• **WORK TO COMPLETE**
The required result is a line count: how many lines in this data hold the word "title". Give only that.

*** DATA UNDER STUDY

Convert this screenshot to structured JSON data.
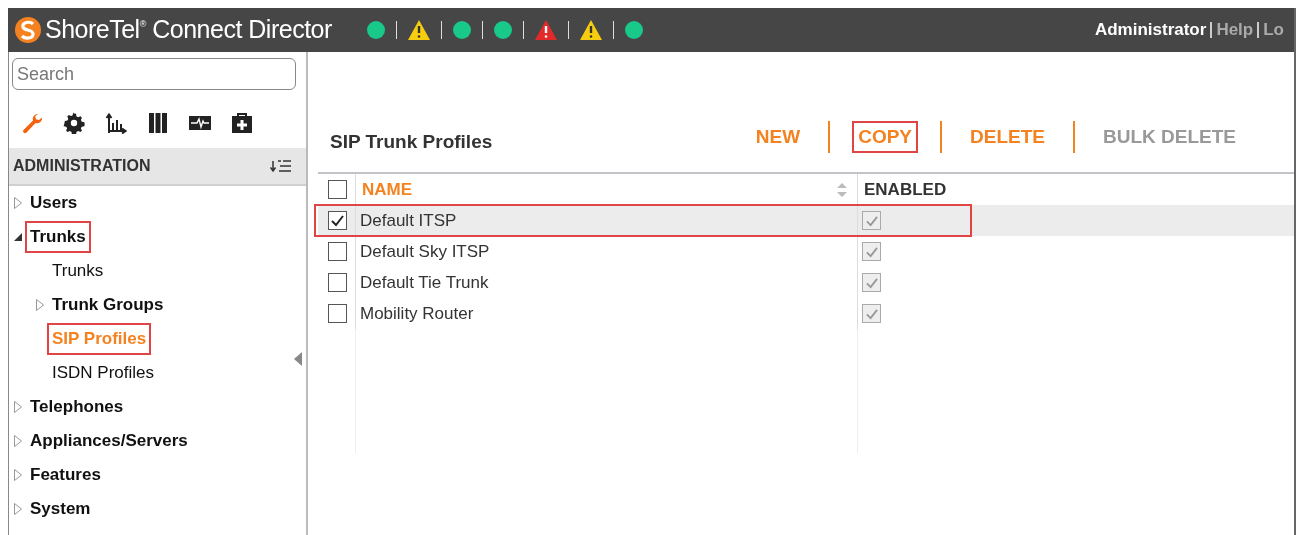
{
  "header": {
    "title": "ShoreTel$^{®}$ Connect Director",
    "status": [
      {
        "kind": "ok"
      },
      {
        "kind": "warning"
      },
      {
        "kind": "ok"
      },
      {
        "kind": "ok"
      },
      {
        "kind": "error"
      },
      {
        "kind": "warning"
      },
      {
        "kind": "ok"
      }
    ],
    "links": [
      {
        "label": "Administrator",
        "kind": "user"
      },
      {
        "label": "Help",
        "kind": "link"
      },
      {
        "label": "Lo",
        "kind": "link"
      }
    ]
  },
  "sidebar": {
    "search": {
      "placeholder": "Search"
    },
    "tools": [
      {
        "kind": "wrench",
        "selected": true
      },
      {
        "kind": "gear",
        "selected": false
      },
      {
        "kind": "chart",
        "selected": false
      },
      {
        "kind": "books",
        "selected": false
      },
      {
        "kind": "monitor",
        "selected": false
      },
      {
        "kind": "medkit",
        "selected": false
      }
    ],
    "section": "ADMINISTRATION",
    "tree": [
      {
        "label": "Users",
        "expanded": false,
        "selected": false,
        "highlighted": false
      },
      {
        "label": "Trunks",
        "expanded": true,
        "selected": false,
        "highlighted": true,
        "children": [
          {
            "label": "Trunks",
            "selected": false,
            "highlighted": false
          },
          {
            "label": "Trunk Groups",
            "expanded": false,
            "selected": false,
            "highlighted": false
          },
          {
            "label": "SIP Profiles",
            "selected": true,
            "highlighted": true
          },
          {
            "label": "ISDN Profiles",
            "selected": false,
            "highlighted": false
          }
        ]
      },
      {
        "label": "Telephones",
        "expanded": false,
        "selected": false,
        "highlighted": false
      },
      {
        "label": "Appliances/Servers",
        "expanded": false,
        "selected": false,
        "highlighted": false
      },
      {
        "label": "Features",
        "expanded": false,
        "selected": false,
        "highlighted": false
      },
      {
        "label": "System",
        "expanded": false,
        "selected": false,
        "highlighted": false
      }
    ]
  },
  "main": {
    "title": "SIP Trunk Profiles",
    "actions": [
      {
        "label": "NEW",
        "disabled": false,
        "highlighted": false
      },
      {
        "label": "COPY",
        "disabled": false,
        "highlighted": true
      },
      {
        "label": "DELETE",
        "disabled": false,
        "highlighted": false
      },
      {
        "label": "BULK DELETE",
        "disabled": true,
        "highlighted": false
      }
    ],
    "table": {
      "select_all": {
        "checked": false
      },
      "columns": [
        {
          "label": "NAME",
          "selected": true
        },
        {
          "label": "ENABLED",
          "selected": false
        }
      ],
      "rows": [
        {
          "name": "Default ITSP",
          "checked": true,
          "enabled": true,
          "selected": true,
          "highlighted": true
        },
        {
          "name": "Default Sky ITSP",
          "checked": false,
          "enabled": true,
          "selected": false,
          "highlighted": false
        },
        {
          "name": "Default Tie Trunk",
          "checked": false,
          "enabled": true,
          "selected": false,
          "highlighted": false
        },
        {
          "name": "Mobility Router",
          "checked": false,
          "enabled": true,
          "selected": false,
          "highlighted": false
        }
      ]
    }
  }
}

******

• **REPLY**
2